*** Begin section ***

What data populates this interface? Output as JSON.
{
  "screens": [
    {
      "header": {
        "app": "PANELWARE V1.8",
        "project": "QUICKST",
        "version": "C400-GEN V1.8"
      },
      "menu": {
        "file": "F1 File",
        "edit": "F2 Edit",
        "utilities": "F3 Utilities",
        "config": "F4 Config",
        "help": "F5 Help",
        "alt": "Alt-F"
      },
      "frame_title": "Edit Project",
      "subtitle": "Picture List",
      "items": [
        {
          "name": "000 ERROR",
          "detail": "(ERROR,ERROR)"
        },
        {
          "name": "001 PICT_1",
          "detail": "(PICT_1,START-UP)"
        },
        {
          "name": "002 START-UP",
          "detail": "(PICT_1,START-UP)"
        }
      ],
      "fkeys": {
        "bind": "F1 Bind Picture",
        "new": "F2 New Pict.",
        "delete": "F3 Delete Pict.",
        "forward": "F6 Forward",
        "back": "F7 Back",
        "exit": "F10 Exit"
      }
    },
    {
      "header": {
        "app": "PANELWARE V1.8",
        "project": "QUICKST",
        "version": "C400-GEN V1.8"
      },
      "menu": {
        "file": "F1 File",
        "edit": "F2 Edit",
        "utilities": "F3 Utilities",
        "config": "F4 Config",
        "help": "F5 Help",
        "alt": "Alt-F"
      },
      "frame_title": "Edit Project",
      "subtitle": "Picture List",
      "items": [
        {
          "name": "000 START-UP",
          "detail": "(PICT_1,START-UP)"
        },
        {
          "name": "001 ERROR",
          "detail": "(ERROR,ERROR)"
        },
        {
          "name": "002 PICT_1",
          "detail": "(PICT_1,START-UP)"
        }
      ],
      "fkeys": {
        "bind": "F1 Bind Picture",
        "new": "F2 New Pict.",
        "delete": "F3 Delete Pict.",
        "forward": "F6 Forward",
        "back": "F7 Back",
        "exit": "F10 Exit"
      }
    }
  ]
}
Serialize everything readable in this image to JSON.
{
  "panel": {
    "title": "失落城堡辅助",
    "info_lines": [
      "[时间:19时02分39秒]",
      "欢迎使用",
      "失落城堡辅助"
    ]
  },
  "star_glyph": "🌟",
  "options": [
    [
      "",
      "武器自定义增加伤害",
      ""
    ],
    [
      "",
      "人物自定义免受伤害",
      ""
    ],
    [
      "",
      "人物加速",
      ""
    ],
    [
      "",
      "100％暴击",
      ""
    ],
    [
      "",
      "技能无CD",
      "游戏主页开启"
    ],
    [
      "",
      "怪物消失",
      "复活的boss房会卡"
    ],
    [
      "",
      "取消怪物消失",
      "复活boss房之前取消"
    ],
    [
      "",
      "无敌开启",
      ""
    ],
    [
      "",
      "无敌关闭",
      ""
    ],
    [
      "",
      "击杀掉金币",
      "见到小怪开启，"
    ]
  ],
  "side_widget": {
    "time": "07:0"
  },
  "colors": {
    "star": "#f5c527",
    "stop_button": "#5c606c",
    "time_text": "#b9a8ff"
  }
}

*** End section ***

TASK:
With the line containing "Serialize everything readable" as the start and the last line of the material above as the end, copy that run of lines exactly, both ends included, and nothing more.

RESPONSE AREA:
Serialize everything readable in this image to JSON.
{
  "panel": {
    "title": "失落城堡辅助",
    "info_lines": [
      "[时间:19时02分39秒]",
      "欢迎使用",
      "失落城堡辅助"
    ]
  },
  "star_glyph": "🌟",
  "options": [
    [
      "",
      "武器自定义增加伤害",
      ""
    ],
    [
      "",
      "人物自定义免受伤害",
      ""
    ],
    [
      "",
      "人物加速",
      ""
    ],
    [
      "",
      "100％暴击",
      ""
    ],
    [
      "",
      "技能无CD",
      "游戏主页开启"
    ],
    [
      "",
      "怪物消失",
      "复活的boss房会卡"
    ],
    [
      "",
      "取消怪物消失",
      "复活boss房之前取消"
    ],
    [
      "",
      "无敌开启",
      ""
    ],
    [
      "",
      "无敌关闭",
      ""
    ],
    [
      "",
      "击杀掉金币",
      "见到小怪开启，"
    ]
  ],
  "side_widget": {
    "time": "07:0"
  },
  "colors": {
    "star": "#f5c527",
    "stop_button": "#5c606c",
    "time_text": "#b9a8ff"
  }
}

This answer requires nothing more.